The Milwaukee Brewers completed their first sweep of the Boston Red Sox in more than two decades Sunday afternoon at Fenway Park, riding an impressive outing (6.2 IP, 7 H, 0 ER, 0 BB, 3 K) by veteran right-hander Yovani Gallardo to a 4-0 victory that ran their regular season record to 4-2 through six games.
Shutting out the Atlanta Braves over six complete innings on Opening Day in Milwaukee, Gallardo’s 6.2 inning shutout of the World Series champions to cap the weekend kept his season earned run average at a steady 0.00. It was the first time the former second-round draft pick started a season with two consecutive scoreless outings in eight career seasons — giving reason to believe Gallardo has re-established himself as Milwaukee’s staff ace after a career-worst campaign (4.18 ERA, 94 ERA+) in 2013.
With only two outings to his credit this season, Gallardo’s sample size of work is much to narrow for us to jump to too many conclusions about what the rest of the season might entail. However, there is one specific thing that we can conclude: Gallardo’s plan-of-attack on the mound has, is, and very well might continue to change over time.
Here’s what I mean.
Fewer Misses, Pitching to Contact
Gallardo’s ability to hoard strikeouts made him a can’t-miss prospect from 2004-2007, generating approximately 10 strikeouts per nine innings on a consistent basis from the rookie-levels of the minors up through his final stint in triple-A back in 2007. While we don’t know the exact reason behind those strikeouts (i.e. through swings-and-misses or painting the corners with tremendous efficiency), we do know that his knack for strikeouts progressed into his big league days — evidenced by a career-best K/9 of 9.7 in 2010.
But since then, things just haven’t been the same. As we can see from the chart above, Gallardo’s swinging strike rate has declined progressively since 2011, while his opponent in-play rate has inclined in that same span. His K/9 rate suffered in consequence, deflating to a career-low 7.2 last season and 5.0 through two starts in 2014. The reason? He’s pounding the strike zone with greater consistency, evidenced by a zone rate that’s increased to a career-high 48.3% this season.

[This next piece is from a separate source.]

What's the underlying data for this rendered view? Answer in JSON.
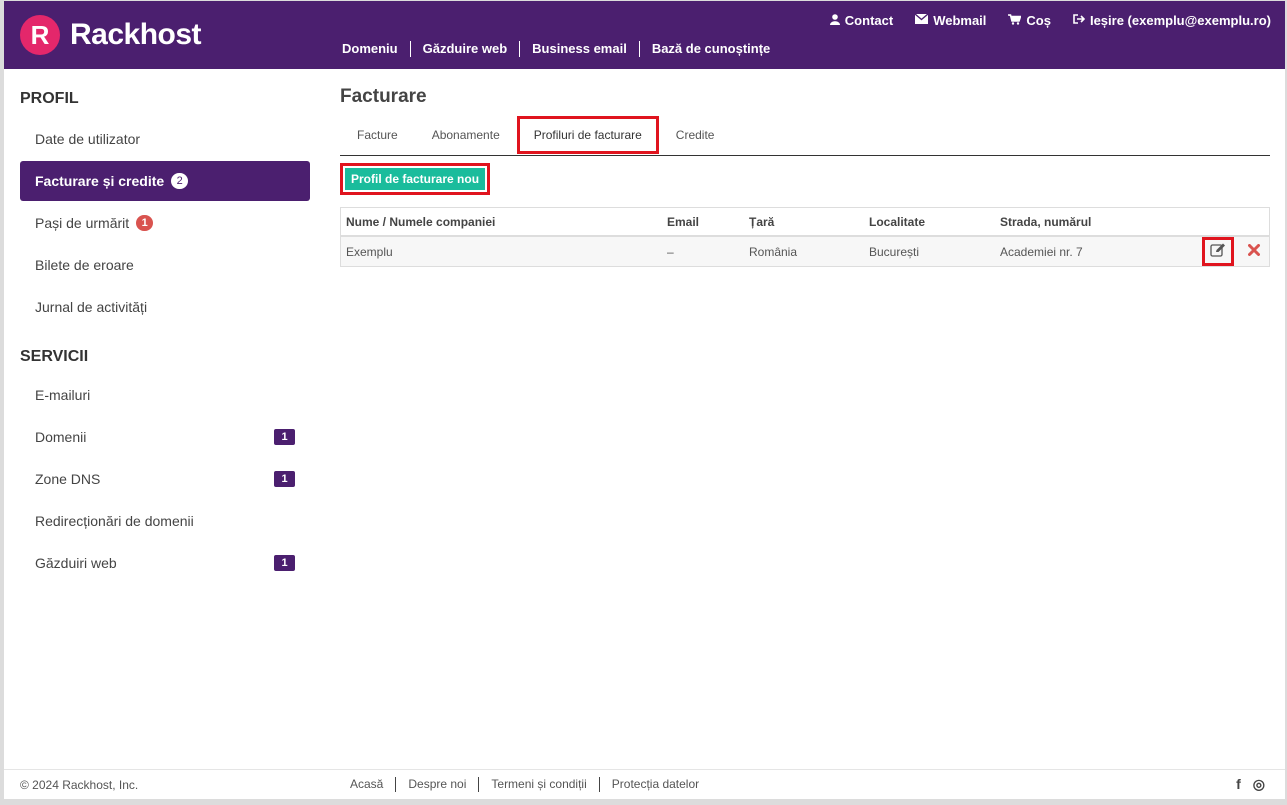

A reduction in strikeouts and in-plays would normally be cause for concern; but as we already know, Gallardo has been incredibly successful in his two starts this season. So the question must be asked: How has he held two of the more feared offenses in baseball to scoreless outings this season? Look no further than the chart below.
Curveball? Steady. Slider? Stable. Changeup? Never really had one to begin with. Fastball? Yeah, something’s up.
As is the case with most pitchers whose fastball velocity declines substantially over time, Gallardo has begun mixing in his rendition of a two-seam (i.e. ‘sinker’) more frequently with each passing season, hoping that increased movement will lead to softer contact and subsequent easy outs. In 2010, Gallardo didn’t throw the pitch once. Now, it’s his second-most frequent offering, tossing it at a 21.89% frequency this season, according to Brooks Baseball. Conversely, Gallardo’s four-seamer has declined near progressively over the past five years.
How this relates to his early-season dominance can be found in his in-play results; Gallardo has held opponents to an overall career-low 26.8% fly ball rate through two outings, while his fastballs have generated a career-high 51% ground-ball rate, which is significantly higher than the 42.6% grounder rate he posted last season with those same offerings.
Improved command of those pitches has certainly helped his cause, locating 48.3% of his fastballs ‘down’ compared to 41.2% last season — a region of the zone where the majority of grounders occur.
What we’re seeing is a transformation Gallardo’s plan-of-attack on the mound. He’s tossing more stuff in the zone than ever before and pounding the lower half of the zone with sinkers and four-seamers. And while his swinging strike rates have taken a hit, he’s overcome them by producing ground-balls at a career-high rate — a product of his improved fastball command.
We must be wary of regression to the mean, however. Gallardo has but two starts under his belt so far this season and a regression in these escalated numbers should be anticipated, especially when we consider the strong correlation between opponents’ BABIP (currently at a career-low .268 against Gallardo) and increased in-play rates (currently at a career-high 52.5%).
But if he continues to command the lower half and mix his fastballs, who’s to say the reinvention of his game won’t continue to produce results?
I know I won’t.